* Goal of the exercise
Print the listing below word for word, but drop any pictures it contains.

* Provided material
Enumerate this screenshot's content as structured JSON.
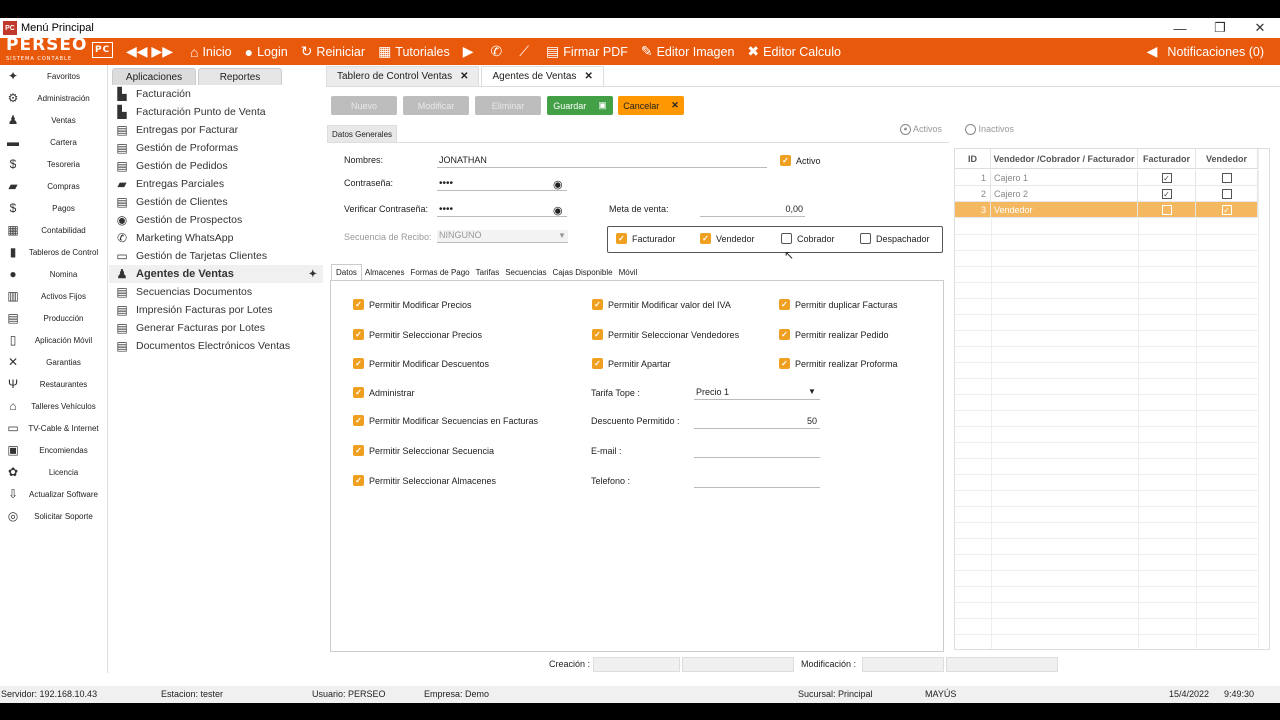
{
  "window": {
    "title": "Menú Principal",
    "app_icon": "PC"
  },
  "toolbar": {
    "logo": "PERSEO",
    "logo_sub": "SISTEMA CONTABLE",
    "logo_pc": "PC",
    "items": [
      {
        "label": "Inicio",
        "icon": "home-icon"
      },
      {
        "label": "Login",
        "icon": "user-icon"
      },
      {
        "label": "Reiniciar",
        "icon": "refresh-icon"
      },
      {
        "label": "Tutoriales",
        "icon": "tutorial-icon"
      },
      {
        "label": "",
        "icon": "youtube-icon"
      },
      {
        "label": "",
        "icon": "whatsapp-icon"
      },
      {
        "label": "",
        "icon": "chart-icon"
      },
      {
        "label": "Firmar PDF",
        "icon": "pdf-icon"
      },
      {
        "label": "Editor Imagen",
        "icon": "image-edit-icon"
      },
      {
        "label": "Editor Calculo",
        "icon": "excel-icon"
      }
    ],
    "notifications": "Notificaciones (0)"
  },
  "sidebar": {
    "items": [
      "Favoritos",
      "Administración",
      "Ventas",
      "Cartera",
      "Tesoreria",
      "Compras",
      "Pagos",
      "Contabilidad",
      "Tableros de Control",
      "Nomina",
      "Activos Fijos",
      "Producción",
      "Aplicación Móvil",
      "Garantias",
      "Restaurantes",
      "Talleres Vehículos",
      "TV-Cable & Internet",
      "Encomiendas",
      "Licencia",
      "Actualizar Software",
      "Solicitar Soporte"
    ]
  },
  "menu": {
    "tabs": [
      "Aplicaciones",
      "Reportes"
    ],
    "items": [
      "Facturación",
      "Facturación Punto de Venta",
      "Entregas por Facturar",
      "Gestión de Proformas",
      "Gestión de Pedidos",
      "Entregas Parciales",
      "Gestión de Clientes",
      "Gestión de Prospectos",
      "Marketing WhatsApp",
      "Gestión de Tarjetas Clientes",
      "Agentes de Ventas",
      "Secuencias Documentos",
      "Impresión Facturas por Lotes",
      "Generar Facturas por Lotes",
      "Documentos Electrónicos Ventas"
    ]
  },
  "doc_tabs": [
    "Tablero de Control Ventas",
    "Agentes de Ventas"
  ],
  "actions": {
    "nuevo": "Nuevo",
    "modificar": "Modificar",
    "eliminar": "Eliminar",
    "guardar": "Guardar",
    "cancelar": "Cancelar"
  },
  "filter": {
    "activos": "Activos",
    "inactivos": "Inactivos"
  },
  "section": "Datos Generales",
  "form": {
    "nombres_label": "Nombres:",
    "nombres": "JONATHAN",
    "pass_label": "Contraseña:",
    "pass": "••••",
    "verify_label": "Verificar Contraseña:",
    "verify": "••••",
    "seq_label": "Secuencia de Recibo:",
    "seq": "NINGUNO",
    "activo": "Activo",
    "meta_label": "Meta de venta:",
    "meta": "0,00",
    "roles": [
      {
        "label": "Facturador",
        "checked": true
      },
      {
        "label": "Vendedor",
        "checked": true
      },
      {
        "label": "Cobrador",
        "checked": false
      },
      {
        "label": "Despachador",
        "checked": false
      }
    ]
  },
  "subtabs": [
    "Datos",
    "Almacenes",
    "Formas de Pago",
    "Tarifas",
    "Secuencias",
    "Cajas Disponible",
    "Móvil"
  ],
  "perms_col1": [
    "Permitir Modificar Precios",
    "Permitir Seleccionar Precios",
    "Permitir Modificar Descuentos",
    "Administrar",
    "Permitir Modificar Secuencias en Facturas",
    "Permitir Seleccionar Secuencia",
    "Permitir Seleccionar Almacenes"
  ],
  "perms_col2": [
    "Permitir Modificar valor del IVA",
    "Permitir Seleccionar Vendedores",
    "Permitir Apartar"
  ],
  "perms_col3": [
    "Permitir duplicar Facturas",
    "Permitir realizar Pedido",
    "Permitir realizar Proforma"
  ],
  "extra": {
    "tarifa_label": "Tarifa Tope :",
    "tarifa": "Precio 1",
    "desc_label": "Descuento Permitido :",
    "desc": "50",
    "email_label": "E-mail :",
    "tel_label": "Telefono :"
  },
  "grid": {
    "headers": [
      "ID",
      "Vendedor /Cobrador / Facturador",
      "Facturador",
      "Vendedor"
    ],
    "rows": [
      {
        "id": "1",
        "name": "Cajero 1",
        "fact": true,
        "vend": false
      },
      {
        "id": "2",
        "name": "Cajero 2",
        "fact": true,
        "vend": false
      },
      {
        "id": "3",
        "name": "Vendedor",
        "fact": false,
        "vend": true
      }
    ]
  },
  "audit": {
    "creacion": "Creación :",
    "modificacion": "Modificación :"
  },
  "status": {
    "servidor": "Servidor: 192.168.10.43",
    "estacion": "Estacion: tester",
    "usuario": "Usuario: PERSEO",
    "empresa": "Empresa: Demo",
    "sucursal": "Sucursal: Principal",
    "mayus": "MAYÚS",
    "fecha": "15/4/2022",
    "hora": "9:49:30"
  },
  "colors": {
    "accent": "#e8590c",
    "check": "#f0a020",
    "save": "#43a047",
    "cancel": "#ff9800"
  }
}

* Output of the exercise
Enumerate this screenshot's content as structured JSON.
{
  "window": {
    "title": "Menú Principal",
    "app_icon": "PC"
  },
  "toolbar": {
    "logo": "PERSEO",
    "logo_sub": "SISTEMA CONTABLE",
    "logo_pc": "PC",
    "items": [
      {
        "label": "Inicio",
        "icon": "home-icon"
      },
      {
        "label": "Login",
        "icon": "user-icon"
      },
      {
        "label": "Reiniciar",
        "icon": "refresh-icon"
      },
      {
        "label": "Tutoriales",
        "icon": "tutorial-icon"
      },
      {
        "label": "",
        "icon": "youtube-icon"
      },
      {
        "label": "",
        "icon": "whatsapp-icon"
      },
      {
        "label": "",
        "icon": "chart-icon"
      },
      {
        "label": "Firmar PDF",
        "icon": "pdf-icon"
      },
      {
        "label": "Editor Imagen",
        "icon": "image-edit-icon"
      },
      {
        "label": "Editor Calculo",
        "icon": "excel-icon"
      }
    ],
    "notifications": "Notificaciones (0)"
  },
  "sidebar": {
    "items": [
      "Favoritos",
      "Administración",
      "Ventas",
      "Cartera",
      "Tesoreria",
      "Compras",
      "Pagos",
      "Contabilidad",
      "Tableros de Control",
      "Nomina",
      "Activos Fijos",
      "Producción",
      "Aplicación Móvil",
      "Garantias",
      "Restaurantes",
      "Talleres Vehículos",
      "TV-Cable & Internet",
      "Encomiendas",
      "Licencia",
      "Actualizar Software",
      "Solicitar Soporte"
    ]
  },
  "menu": {
    "tabs": [
      "Aplicaciones",
      "Reportes"
    ],
    "items": [
      "Facturación",
      "Facturación Punto de Venta",
      "Entregas por Facturar",
      "Gestión de Proformas",
      "Gestión de Pedidos",
      "Entregas Parciales",
      "Gestión de Clientes",
      "Gestión de Prospectos",
      "Marketing WhatsApp",
      "Gestión de Tarjetas Clientes",
      "Agentes de Ventas",
      "Secuencias Documentos",
      "Impresión Facturas por Lotes",
      "Generar Facturas por Lotes",
      "Documentos Electrónicos Ventas"
    ]
  },
  "doc_tabs": [
    "Tablero de Control Ventas",
    "Agentes de Ventas"
  ],
  "actions": {
    "nuevo": "Nuevo",
    "modificar": "Modificar",
    "eliminar": "Eliminar",
    "guardar": "Guardar",
    "cancelar": "Cancelar"
  },
  "filter": {
    "activos": "Activos",
    "inactivos": "Inactivos"
  },
  "section": "Datos Generales",
  "form": {
    "nombres_label": "Nombres:",
    "nombres": "JONATHAN",
    "pass_label": "Contraseña:",
    "pass": "••••",
    "verify_label": "Verificar Contraseña:",
    "verify": "••••",
    "seq_label": "Secuencia de Recibo:",
    "seq": "NINGUNO",
    "activo": "Activo",
    "meta_label": "Meta de venta:",
    "meta": "0,00",
    "roles": [
      {
        "label": "Facturador",
        "checked": true
      },
      {
        "label": "Vendedor",
        "checked": true
      },
      {
        "label": "Cobrador",
        "checked": false
      },
      {
        "label": "Despachador",
        "checked": false
      }
    ]
  },
  "subtabs": [
    "Datos",
    "Almacenes",
    "Formas de Pago",
    "Tarifas",
    "Secuencias",
    "Cajas Disponible",
    "Móvil"
  ],
  "perms_col1": [
    "Permitir Modificar Precios",
    "Permitir Seleccionar Precios",
    "Permitir Modificar Descuentos",
    "Administrar",
    "Permitir Modificar Secuencias en Facturas",
    "Permitir Seleccionar Secuencia",
    "Permitir Seleccionar Almacenes"
  ],
  "perms_col2": [
    "Permitir Modificar valor del IVA",
    "Permitir Seleccionar Vendedores",
    "Permitir Apartar"
  ],
  "perms_col3": [
    "Permitir duplicar Facturas",
    "Permitir realizar Pedido",
    "Permitir realizar Proforma"
  ],
  "extra": {
    "tarifa_label": "Tarifa Tope :",
    "tarifa": "Precio 1",
    "desc_label": "Descuento Permitido :",
    "desc": "50",
    "email_label": "E-mail :",
    "tel_label": "Telefono :"
  },
  "grid": {
    "headers": [
      "ID",
      "Vendedor /Cobrador / Facturador",
      "Facturador",
      "Vendedor"
    ],
    "rows": [
      {
        "id": "1",
        "name": "Cajero 1",
        "fact": true,
        "vend": false
      },
      {
        "id": "2",
        "name": "Cajero 2",
        "fact": true,
        "vend": false
      },
      {
        "id": "3",
        "name": "Vendedor",
        "fact": false,
        "vend": true
      }
    ]
  },
  "audit": {
    "creacion": "Creación :",
    "modificacion": "Modificación :"
  },
  "status": {
    "servidor": "Servidor: 192.168.10.43",
    "estacion": "Estacion: tester",
    "usuario": "Usuario: PERSEO",
    "empresa": "Empresa: Demo",
    "sucursal": "Sucursal: Principal",
    "mayus": "MAYÚS",
    "fecha": "15/4/2022",
    "hora": "9:49:30"
  },
  "colors": {
    "accent": "#e8590c",
    "check": "#f0a020",
    "save": "#43a047",
    "cancel": "#ff9800"
  }
}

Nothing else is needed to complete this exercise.